She has also taken on the name “Sabontu”.

The president of the Australian Oromo Community Association in Victoria, Tarekegn Chimdi, rejected Ms Gibson’s claims when they were put to him on Thursday. telling The Australian that he had only just learned about her “shameful story”.

He said she was not a registered volunteer with the organisation and background checks were typically conducted on ­official volunteers.

Dr Chimdi said he had seen her at events just two or three times and thought someone had brought her.

“We hadn’t been aware of this woman and we do not know her backstory,” he said.

Ms Gibson attracted national attention when she was fined $410,000 by the Federal Court in 2017 for breaking consumer law regarding her claims that she had cured terminal brain cancer with diet and alternative therapies.

Belle Gibson built a social media empire on claims she had cured brain cancer with diet and alternative therapies.

She built a social media empire off the back of it before it emerged that she never had cancer.

In the video posted on Facebook by Shabo Media, Ms Gibson introduces herself in the Oromo language and said she felt ­“blessed to be adopted” by the community.

She said she had been part of discussions to raise “large amounts of money” for the ongoing support of Oromia and a local political hero.

“I felt completely adopted by your nation and your people and I feel like my heart is as invested as yours and your families,” she said in the video.

“I see no difference in your struggle and the struggle that I have for fighting for the liberation of Oromia.”

Dr Chimdi said he had seen Ms Gibson “mingling with ­people” at events but didn’t know who she was and no one asked.

“She is not a community member and she’s also not working with the community,” he said.
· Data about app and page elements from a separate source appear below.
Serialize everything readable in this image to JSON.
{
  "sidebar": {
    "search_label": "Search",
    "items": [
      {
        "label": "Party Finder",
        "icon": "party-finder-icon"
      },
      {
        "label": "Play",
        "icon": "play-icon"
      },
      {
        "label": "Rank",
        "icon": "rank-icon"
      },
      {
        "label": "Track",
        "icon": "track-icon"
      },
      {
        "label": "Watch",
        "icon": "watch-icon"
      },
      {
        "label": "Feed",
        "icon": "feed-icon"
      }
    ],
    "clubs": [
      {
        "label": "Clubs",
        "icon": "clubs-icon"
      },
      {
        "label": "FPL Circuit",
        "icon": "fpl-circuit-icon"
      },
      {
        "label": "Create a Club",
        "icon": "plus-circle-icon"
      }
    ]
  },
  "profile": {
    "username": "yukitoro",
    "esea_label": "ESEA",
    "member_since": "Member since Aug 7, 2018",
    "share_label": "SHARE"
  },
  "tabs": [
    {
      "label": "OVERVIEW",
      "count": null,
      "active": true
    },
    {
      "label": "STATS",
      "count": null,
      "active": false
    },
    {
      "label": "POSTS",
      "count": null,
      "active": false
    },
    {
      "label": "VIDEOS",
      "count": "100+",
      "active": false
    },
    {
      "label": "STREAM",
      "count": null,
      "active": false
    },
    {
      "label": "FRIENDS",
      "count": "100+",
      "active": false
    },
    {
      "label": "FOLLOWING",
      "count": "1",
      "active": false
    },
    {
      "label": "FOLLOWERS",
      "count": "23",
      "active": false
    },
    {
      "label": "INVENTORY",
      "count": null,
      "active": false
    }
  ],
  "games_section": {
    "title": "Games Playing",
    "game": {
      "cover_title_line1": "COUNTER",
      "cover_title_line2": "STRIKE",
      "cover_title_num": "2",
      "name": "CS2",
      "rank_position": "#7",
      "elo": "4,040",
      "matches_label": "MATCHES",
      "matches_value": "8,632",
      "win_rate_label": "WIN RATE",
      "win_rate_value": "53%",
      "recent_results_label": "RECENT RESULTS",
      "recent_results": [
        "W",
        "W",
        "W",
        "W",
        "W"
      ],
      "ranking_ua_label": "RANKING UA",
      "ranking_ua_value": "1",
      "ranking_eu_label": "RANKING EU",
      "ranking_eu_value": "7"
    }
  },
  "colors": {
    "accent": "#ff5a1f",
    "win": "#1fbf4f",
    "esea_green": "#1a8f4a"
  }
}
“She has to stop (telling people she is).”

A spokesman for Shabo Media said they had interviewed a lot of people on that day and he had been impressed with Ms Gibson because she was an Australian woman wearing Oromo dress, spoke a little of the language and knew about Ethiopian politics.

“Nobody knew who she was,” he said. “We just found out who she was the other day … I have a very different perspective to what I had before.”

The man said he thought Ms Gibson was just a friend of a community member. In the video, Ms Gibson said she became “deeply invested in the community because I saw the character and the values of your people”.

Ms Gibson has not made ­efforts to pay the Federal Court penalty and her inner-city Northcote home was raided on Wednesday by Sheriff’s officers seizing goods to sell for the debt.